Having talked about speed of change, this becomes, for the leader, speed of action. But, speed is what happens after all of the necessary questions have been asked, such as “what is the benefit of this action?” “Is it the right thing at this time?” “Do we have the skills and tools we need to make this change?” These are the questions that identify the risks and once there is an answer and a plan, then there is nothing to stop speedy execution of the plan. And of course, built into the plan is regular review.
There is a lot more to say on this subject of leadership in the 21st century and we will follow up this article with more ideas about how leaders can adapt with confidence. But the important question remains: Is there a willingness to adapt?
Back some years ago, probably as far back as the 1990s, there was a period of jokes about changing a light bulb, along the lines of how many of xxx type of people does it take to change a lightbulb. One in particular still stands out: how many psychologists does it take to change a light bulb? Answer: the number is irrelevant, but the light bulb has really got to want to change.
If leaders in the 21st century want to keep their businesses ahead of the competition, then they have to want to embrace change, leading from the front, not the top, knowing their own strengths and weaknesses, and embracing and demonstrating their willingness to invest in the right people.
It will be a long journey, but a worthwhile
one, for those who want to come out ahead and on top.
 People Management March 2019
 VeryWellMind.com/theories of personality psychology
 Small Business Chronicle 2018
 Alexa von Tobel, CEO of LearnVest.com

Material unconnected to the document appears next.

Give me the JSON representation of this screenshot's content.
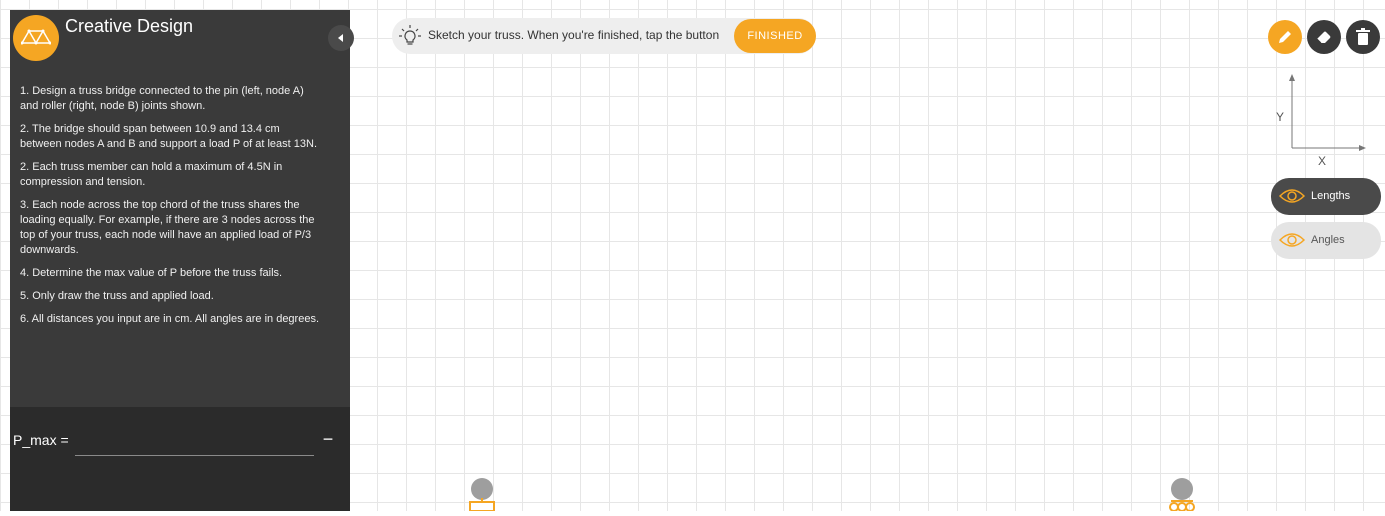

 Surveymonkey.com March 2018
 Leadership Laid Bare. Discovering Timeless Leadership Principles for the 21st Century 2018